How to Make an Easy Stationery Background Like This One!
Using Jasc Paint Shop Pro v. 7 and a graphic of your own
In PSP, use File - Browse to find a pretty picture and open it. This castle is a screen capture from my daughter's Cinderella Castle Designer game, which was what happened to be open on the computer when I came to it to start this project :-)
Select the part of the picture that you want to use for stationery by using the Selection tool. Once the good part is selected, click Edit - Copy.
Close the original without saving changes. Select Edit - Paste - As New Image.
Resize the graphic as necessary so that it's a good size to be on a stationery, perhaps 150 pixels on the widest edge. Use Image - Resize and enter just one dimension into one of the pixels boxes. Maintain Aspect Ratio should be checked, and the other dimension will go in automatically.
Part 1 - Adding Borders to the Graphic
Click in the right-hand Style box to change the Background color to black. (Active color is on the left, Background color is on the right.)
Go to Image - Add Border and add a black border one pixel wide. This is so that the next selection operation won't accidentally get part of the image in with it. Make sure Symmetric is checked.
Now select the Eyedropper tool.
Choose two colors from your graphic. Right-click on one color and left-click on a contrasting color. These will be the theme colors of the stationery.
Go to Image - Add Border and add a five pixel wide border.
Click the arrow between the two active colors to switch background to foreground. (Either of those double-pointed arrows does the same thing.)
Then click Image - Add Borders again and add another one in the contrasting color. (You can make the second border seven pixels wide for more drama. It's only five pixels wide in this illustration.)
Result should be something like this:
Click the magic wand and select the outer border. Now there should be marching ants around the border.
Go to Effects - Reflection Effects - Kaleidoscope.
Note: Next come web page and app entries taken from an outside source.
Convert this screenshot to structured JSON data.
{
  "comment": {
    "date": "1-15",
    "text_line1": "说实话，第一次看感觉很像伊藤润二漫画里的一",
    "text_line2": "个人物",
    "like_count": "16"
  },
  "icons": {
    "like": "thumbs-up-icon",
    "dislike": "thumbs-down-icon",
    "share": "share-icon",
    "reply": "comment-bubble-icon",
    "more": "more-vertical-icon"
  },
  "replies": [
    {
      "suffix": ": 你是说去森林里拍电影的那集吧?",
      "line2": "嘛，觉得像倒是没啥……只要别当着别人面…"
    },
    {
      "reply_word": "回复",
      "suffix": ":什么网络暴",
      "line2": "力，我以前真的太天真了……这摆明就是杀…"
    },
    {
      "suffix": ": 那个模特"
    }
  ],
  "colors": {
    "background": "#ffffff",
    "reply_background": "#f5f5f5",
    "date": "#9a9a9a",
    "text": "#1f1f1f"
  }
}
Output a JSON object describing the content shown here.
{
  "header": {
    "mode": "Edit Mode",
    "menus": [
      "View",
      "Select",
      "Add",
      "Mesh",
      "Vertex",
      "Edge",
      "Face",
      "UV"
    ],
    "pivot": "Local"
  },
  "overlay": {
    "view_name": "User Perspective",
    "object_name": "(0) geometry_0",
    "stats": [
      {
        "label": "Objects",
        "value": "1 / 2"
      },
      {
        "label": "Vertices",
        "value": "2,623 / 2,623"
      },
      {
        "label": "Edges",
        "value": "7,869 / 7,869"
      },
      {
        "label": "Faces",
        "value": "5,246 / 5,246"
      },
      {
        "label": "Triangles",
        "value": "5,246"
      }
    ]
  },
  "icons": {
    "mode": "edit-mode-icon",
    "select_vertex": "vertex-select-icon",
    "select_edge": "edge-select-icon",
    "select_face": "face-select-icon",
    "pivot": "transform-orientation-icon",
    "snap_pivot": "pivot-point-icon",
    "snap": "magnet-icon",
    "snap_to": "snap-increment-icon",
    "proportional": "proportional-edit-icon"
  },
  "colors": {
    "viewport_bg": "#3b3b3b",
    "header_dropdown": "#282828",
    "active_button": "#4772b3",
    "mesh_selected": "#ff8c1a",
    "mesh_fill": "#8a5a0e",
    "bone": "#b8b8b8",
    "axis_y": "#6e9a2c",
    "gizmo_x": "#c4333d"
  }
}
Use whatever settings are in there and click OK. If you don't like the results, click Edit - Undo and come back and try different settings.
While the selection is still on the outer border, now click Effects - 3D Effects - Outer Bevel. Make the Width 1 (or it can be set to 2 for more dramatic effect)
Remember, in any of these Effects dialog boxes, be sure to click the preview window and move the hand around until it's showing the portion you have selected, and click the Zoom In button until you get close enough to really see what's happening.
Click OK on that.
Now use the magic wand to select the inner border and apply Outer Bevel to this border also, via Effects - 3D Effects - Outer Bevel.
Results so far:
You might want to save a copy of your graphic at this point just for safety's sake.
Step 2 - Making the Seamless Background
Make sure there is no selection by clicking Selections - Select None.
Make a duplicate of your image at this point by clicking Edit - Copy and then click Edit - Paste - As New Image. Now there are two pictures exactly the same. One is going to stay the way it is and one will become the background pattern.
Click Effects - Reflection Effects - Pattern. Play with the boxes until the effect is something you like, but be SURE the Scale Factor box reads 0, otherwise the background won't tile correctly.
Click the mouse inside the Foreground color in the Styles box and hold it down for a moment until the menu opens up from which you can click the box with nine little dots inside to select Pattern.
Once the pattern appears, click it once to open the Pattern selection box.
Click the pattern that appears to bring up the box from which you can select any pattern. Scroll up to the very top to find the temporary patterns based on the windows that you currently have open, including the pattern you just created. Click on the pattern you just made.
Make SURE the Scale is 100% and the Angle is 0.
Now you need to find out the exact measurement of your square, bordered graphic. Click on it to make it active, then click Image - Image Information to find the dimensions. The second number is the height and that's the one you need to know. Here mine is 172.
Now open a new image using File - New. Make the new image 1024 pixels long and the same height as your graphic. (It's 1024 pixels long because that's the most standard screen pixel measurement and should display correctly on most people's email programs.)
Select the Flood Fill Tool (the little bucket) and click inside the new image. It should fill with the pattern.
Now click Layers - New Raster Layer. The Layer Properties box comes up. Click OK on it.
Click the Flood Fill Tool (the bucket) and RIGHT click inside the image to flood it with the plain Background color.
Then click on the Layer Palette. (Your layers will be called Layer 1 and Layer 2, I renamed mine just for illustration.) Grab the Layer Opacity slider and move it down until you can see the patterned background through the plain color, but it's still light enough to be able to read email text over. Don't make it too hard on people's eyes!
Now go back to the finished, bordered graphic and click to make it active. Then copy it by clicking Edit - Copy.
Click the rectangular stationery background and click Edit - Paste - As New Layer. It will appear in the middle like this.
Grab the graphic and slide it over to the left. Click View - Zoom In a couple times so you can see exactly what you're doing. Be sure you've scrolled all the way to the left! Line the graphic up exactly on top, bottom and left sides.
When you zoom out, it should look like this:
Click File - Export - JPEG Optimizer. Set the compression value to 20. Give the graphic a memorable name and that's it, you're done! Now you can use it for email stationery.